When the string "honey" occurs in a line of the records, show that line.

• • •

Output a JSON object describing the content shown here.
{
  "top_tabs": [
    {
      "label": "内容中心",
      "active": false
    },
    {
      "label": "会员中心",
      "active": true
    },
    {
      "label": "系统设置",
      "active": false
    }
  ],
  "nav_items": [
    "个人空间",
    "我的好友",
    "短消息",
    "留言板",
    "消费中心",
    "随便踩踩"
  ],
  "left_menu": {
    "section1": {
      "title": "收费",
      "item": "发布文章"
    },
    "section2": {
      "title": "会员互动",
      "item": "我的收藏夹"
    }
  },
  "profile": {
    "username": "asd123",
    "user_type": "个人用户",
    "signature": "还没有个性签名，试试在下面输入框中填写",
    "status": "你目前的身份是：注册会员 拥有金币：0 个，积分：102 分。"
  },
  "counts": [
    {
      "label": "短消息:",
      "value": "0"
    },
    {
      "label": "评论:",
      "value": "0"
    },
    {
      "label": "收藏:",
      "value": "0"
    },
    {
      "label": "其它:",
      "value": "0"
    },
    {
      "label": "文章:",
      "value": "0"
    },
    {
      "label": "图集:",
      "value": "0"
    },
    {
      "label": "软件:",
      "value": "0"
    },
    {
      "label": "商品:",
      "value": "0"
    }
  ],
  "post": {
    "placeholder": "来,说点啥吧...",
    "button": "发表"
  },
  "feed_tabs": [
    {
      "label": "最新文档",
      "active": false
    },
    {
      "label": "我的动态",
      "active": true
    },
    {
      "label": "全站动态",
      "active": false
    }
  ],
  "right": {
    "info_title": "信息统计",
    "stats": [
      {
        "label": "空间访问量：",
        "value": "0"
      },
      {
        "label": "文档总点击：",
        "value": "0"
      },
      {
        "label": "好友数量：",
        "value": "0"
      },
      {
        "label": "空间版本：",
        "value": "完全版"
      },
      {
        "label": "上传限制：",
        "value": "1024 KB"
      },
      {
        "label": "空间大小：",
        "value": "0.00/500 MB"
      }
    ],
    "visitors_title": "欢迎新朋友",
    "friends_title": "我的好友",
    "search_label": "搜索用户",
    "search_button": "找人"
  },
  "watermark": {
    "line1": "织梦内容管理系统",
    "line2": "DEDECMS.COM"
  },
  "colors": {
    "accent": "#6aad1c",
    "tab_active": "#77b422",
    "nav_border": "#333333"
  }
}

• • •

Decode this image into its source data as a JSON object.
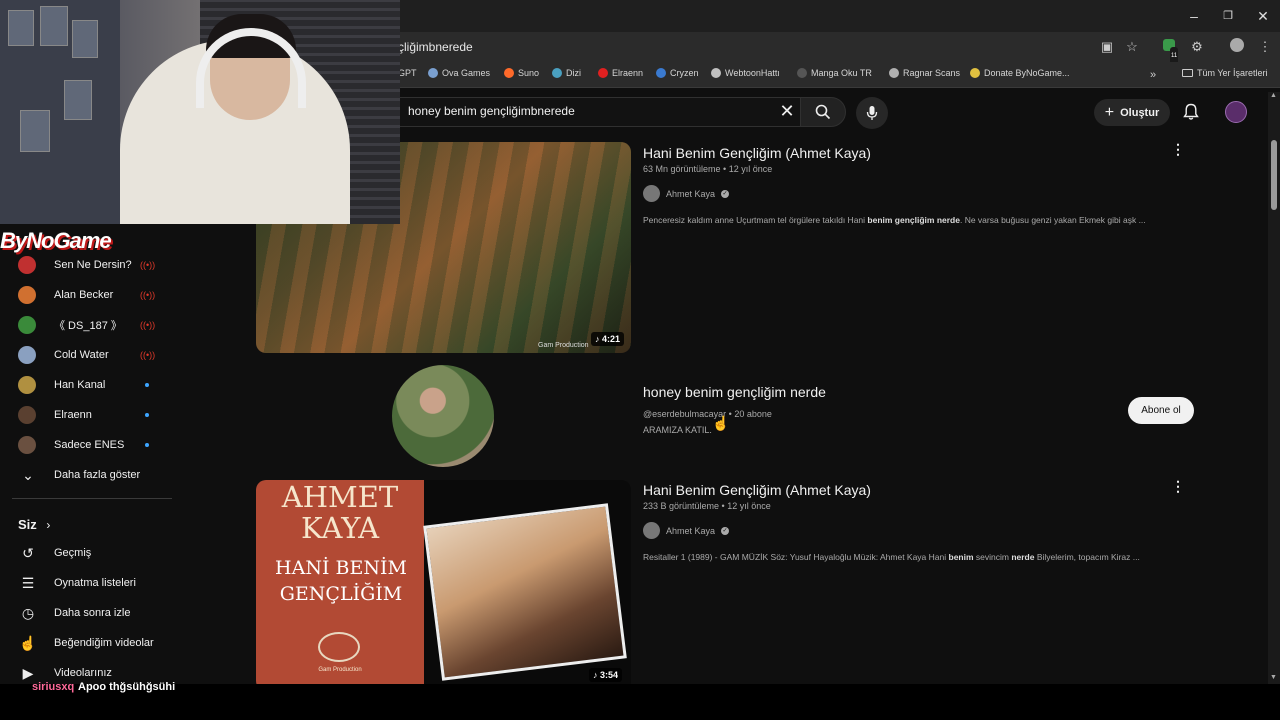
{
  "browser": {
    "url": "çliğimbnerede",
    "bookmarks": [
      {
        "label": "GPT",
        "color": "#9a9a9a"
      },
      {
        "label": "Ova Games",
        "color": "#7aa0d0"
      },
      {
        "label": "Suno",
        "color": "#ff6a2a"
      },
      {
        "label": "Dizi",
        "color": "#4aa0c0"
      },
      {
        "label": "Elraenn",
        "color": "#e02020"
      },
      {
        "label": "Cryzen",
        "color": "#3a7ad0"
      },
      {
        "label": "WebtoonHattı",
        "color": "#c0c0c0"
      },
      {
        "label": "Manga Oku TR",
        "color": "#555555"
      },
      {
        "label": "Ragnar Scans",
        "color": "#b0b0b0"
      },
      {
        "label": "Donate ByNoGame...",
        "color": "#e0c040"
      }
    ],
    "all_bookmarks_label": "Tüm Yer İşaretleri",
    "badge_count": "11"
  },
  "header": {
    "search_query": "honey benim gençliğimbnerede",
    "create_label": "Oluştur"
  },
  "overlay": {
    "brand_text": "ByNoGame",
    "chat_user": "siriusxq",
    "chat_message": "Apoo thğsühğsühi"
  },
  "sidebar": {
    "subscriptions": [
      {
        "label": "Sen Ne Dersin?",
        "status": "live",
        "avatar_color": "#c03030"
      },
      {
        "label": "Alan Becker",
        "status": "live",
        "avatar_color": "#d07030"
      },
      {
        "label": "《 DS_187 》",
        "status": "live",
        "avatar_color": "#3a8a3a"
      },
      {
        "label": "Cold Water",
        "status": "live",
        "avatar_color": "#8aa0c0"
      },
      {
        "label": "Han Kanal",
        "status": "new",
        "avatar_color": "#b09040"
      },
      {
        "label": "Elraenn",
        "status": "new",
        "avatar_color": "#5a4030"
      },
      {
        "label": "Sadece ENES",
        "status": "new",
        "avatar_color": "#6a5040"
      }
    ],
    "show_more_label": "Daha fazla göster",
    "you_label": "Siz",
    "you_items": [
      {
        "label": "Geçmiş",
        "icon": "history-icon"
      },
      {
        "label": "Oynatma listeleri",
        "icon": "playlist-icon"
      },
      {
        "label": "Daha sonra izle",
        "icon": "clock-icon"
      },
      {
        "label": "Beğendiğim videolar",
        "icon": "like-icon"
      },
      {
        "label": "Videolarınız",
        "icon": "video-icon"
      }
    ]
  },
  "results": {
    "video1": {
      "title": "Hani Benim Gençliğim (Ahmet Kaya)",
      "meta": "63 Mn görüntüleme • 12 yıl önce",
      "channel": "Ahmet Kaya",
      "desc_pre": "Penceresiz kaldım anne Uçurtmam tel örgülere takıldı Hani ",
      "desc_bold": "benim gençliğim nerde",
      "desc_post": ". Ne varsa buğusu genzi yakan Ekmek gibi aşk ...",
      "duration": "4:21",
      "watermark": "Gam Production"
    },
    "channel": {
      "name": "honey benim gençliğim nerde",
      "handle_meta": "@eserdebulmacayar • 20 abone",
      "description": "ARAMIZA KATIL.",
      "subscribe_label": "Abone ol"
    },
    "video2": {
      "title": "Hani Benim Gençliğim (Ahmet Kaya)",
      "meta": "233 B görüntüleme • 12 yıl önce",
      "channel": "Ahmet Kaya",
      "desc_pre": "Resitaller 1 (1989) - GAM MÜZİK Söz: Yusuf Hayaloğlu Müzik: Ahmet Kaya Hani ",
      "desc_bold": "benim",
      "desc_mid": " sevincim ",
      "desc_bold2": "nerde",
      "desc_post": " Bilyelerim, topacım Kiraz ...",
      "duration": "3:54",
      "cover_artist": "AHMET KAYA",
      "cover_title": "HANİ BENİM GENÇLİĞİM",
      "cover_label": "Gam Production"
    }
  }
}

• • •

## RESULT OF THE TASK
    "search_query": "honey benim gençliğimbnerede",
      "name": "honey benim gençliğim nerde",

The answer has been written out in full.